▶ [Problem to solve]
Without skipping a line, reproduce the entries exactly.

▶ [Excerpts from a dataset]
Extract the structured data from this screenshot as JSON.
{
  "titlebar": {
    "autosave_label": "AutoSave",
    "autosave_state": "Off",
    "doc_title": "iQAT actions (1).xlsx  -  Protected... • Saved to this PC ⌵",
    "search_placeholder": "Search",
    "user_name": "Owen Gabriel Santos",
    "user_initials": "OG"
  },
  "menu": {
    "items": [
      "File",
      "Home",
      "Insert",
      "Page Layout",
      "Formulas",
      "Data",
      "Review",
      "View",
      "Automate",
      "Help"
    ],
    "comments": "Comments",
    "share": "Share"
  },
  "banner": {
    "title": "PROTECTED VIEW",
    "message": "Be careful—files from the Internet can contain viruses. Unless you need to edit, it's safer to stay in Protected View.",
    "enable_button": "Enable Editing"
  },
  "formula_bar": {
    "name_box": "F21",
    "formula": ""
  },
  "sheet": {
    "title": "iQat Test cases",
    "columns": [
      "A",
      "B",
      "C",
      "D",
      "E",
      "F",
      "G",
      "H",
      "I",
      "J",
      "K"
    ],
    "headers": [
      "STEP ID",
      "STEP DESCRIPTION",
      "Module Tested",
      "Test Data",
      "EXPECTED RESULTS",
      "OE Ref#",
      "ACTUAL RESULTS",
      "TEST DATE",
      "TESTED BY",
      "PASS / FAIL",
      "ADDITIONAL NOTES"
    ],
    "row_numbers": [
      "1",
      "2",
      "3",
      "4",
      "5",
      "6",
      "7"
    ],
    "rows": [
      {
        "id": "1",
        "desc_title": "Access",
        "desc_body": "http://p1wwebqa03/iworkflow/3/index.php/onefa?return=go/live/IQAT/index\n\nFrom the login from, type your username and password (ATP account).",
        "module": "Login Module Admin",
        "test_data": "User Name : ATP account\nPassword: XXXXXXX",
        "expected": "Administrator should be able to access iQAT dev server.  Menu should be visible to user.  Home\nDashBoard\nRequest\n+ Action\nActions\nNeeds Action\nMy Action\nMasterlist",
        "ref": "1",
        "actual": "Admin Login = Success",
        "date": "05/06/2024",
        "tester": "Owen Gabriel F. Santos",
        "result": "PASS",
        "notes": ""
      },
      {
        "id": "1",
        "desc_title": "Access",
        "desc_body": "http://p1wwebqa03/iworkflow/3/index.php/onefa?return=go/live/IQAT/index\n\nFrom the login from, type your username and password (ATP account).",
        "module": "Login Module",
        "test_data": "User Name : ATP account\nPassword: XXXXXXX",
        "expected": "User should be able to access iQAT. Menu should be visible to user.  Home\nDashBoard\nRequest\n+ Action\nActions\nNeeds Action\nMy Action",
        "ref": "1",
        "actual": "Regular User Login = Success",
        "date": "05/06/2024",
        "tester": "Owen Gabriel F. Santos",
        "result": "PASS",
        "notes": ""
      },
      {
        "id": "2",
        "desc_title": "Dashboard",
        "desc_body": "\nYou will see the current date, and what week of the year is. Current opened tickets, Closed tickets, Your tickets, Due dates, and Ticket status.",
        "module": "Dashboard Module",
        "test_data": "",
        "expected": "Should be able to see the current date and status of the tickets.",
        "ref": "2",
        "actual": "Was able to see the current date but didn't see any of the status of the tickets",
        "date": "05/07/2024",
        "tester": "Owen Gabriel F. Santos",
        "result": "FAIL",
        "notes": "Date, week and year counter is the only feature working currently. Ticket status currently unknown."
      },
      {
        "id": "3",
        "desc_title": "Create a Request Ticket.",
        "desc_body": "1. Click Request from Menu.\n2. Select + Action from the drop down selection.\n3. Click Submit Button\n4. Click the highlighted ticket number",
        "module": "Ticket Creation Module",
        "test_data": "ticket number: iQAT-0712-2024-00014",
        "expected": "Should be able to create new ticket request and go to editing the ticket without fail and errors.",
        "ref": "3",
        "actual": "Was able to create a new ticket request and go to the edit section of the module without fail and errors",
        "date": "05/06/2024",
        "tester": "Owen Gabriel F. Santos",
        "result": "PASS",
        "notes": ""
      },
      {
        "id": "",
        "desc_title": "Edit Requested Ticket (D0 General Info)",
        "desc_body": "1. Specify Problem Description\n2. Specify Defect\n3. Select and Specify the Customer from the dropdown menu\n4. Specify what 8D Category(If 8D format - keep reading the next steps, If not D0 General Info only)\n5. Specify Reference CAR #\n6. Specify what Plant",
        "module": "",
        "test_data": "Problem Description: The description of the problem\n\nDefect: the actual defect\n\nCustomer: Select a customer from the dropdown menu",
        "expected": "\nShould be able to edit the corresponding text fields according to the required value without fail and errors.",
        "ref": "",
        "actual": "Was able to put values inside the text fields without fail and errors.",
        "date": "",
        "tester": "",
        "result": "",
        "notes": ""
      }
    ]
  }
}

▶ [Output of the exercise]
Extract the structured data from this screenshot as JSON.
{
  "titlebar": {
    "autosave_label": "AutoSave",
    "autosave_state": "Off",
    "doc_title": "iQAT actions (1).xlsx  -  Protected... • Saved to this PC ⌵",
    "search_placeholder": "Search",
    "user_name": "Owen Gabriel Santos",
    "user_initials": "OG"
  },
  "menu": {
    "items": [
      "File",
      "Home",
      "Insert",
      "Page Layout",
      "Formulas",
      "Data",
      "Review",
      "View",
      "Automate",
      "Help"
    ],
    "comments": "Comments",
    "share": "Share"
  },
  "banner": {
    "title": "PROTECTED VIEW",
    "message": "Be careful—files from the Internet can contain viruses. Unless you need to edit, it's safer to stay in Protected View.",
    "enable_button": "Enable Editing"
  },
  "formula_bar": {
    "name_box": "F21",
    "formula": ""
  },
  "sheet": {
    "title": "iQat Test cases",
    "columns": [
      "A",
      "B",
      "C",
      "D",
      "E",
      "F",
      "G",
      "H",
      "I",
      "J",
      "K"
    ],
    "headers": [
      "STEP ID",
      "STEP DESCRIPTION",
      "Module Tested",
      "Test Data",
      "EXPECTED RESULTS",
      "OE Ref#",
      "ACTUAL RESULTS",
      "TEST DATE",
      "TESTED BY",
      "PASS / FAIL",
      "ADDITIONAL NOTES"
    ],
    "row_numbers": [
      "1",
      "2",
      "3",
      "4",
      "5",
      "6",
      "7"
    ],
    "rows": [
      {
        "id": "1",
        "desc_title": "Access",
        "desc_body": "http://p1wwebqa03/iworkflow/3/index.php/onefa?return=go/live/IQAT/index\n\nFrom the login from, type your username and password (ATP account).",
        "module": "Login Module Admin",
        "test_data": "User Name : ATP account\nPassword: XXXXXXX",
        "expected": "Administrator should be able to access iQAT dev server.  Menu should be visible to user.  Home\nDashBoard\nRequest\n+ Action\nActions\nNeeds Action\nMy Action\nMasterlist",
        "ref": "1",
        "actual": "Admin Login = Success",
        "date": "05/06/2024",
        "tester": "Owen Gabriel F. Santos",
        "result": "PASS",
        "notes": ""
      },
      {
        "id": "1",
        "desc_title": "Access",
        "desc_body": "http://p1wwebqa03/iworkflow/3/index.php/onefa?return=go/live/IQAT/index\n\nFrom the login from, type your username and password (ATP account).",
        "module": "Login Module",
        "test_data": "User Name : ATP account\nPassword: XXXXXXX",
        "expected": "User should be able to access iQAT. Menu should be visible to user.  Home\nDashBoard\nRequest\n+ Action\nActions\nNeeds Action\nMy Action",
        "ref": "1",
        "actual": "Regular User Login = Success",
        "date": "05/06/2024",
        "tester": "Owen Gabriel F. Santos",
        "result": "PASS",
        "notes": ""
      },
      {
        "id": "2",
        "desc_title": "Dashboard",
        "desc_body": "\nYou will see the current date, and what week of the year is. Current opened tickets, Closed tickets, Your tickets, Due dates, and Ticket status.",
        "module": "Dashboard Module",
        "test_data": "",
        "expected": "Should be able to see the current date and status of the tickets.",
        "ref": "2",
        "actual": "Was able to see the current date but didn't see any of the status of the tickets",
        "date": "05/07/2024",
        "tester": "Owen Gabriel F. Santos",
        "result": "FAIL",
        "notes": "Date, week and year counter is the only feature working currently. Ticket status currently unknown."
      },
      {
        "id": "3",
        "desc_title": "Create a Request Ticket.",
        "desc_body": "1. Click Request from Menu.\n2. Select + Action from the drop down selection.\n3. Click Submit Button\n4. Click the highlighted ticket number",
        "module": "Ticket Creation Module",
        "test_data": "ticket number: iQAT-0712-2024-00014",
        "expected": "Should be able to create new ticket request and go to editing the ticket without fail and errors.",
        "ref": "3",
        "actual": "Was able to create a new ticket request and go to the edit section of the module without fail and errors",
        "date": "05/06/2024",
        "tester": "Owen Gabriel F. Santos",
        "result": "PASS",
        "notes": ""
      },
      {
        "id": "",
        "desc_title": "Edit Requested Ticket (D0 General Info)",
        "desc_body": "1. Specify Problem Description\n2. Specify Defect\n3. Select and Specify the Customer from the dropdown menu\n4. Specify what 8D Category(If 8D format - keep reading the next steps, If not D0 General Info only)\n5. Specify Reference CAR #\n6. Specify what Plant",
        "module": "",
        "test_data": "Problem Description: The description of the problem\n\nDefect: the actual defect\n\nCustomer: Select a customer from the dropdown menu",
        "expected": "\nShould be able to edit the corresponding text fields according to the required value without fail and errors.",
        "ref": "",
        "actual": "Was able to put values inside the text fields without fail and errors.",
        "date": "",
        "tester": "",
        "result": "",
        "notes": ""
      }
    ]
  }
}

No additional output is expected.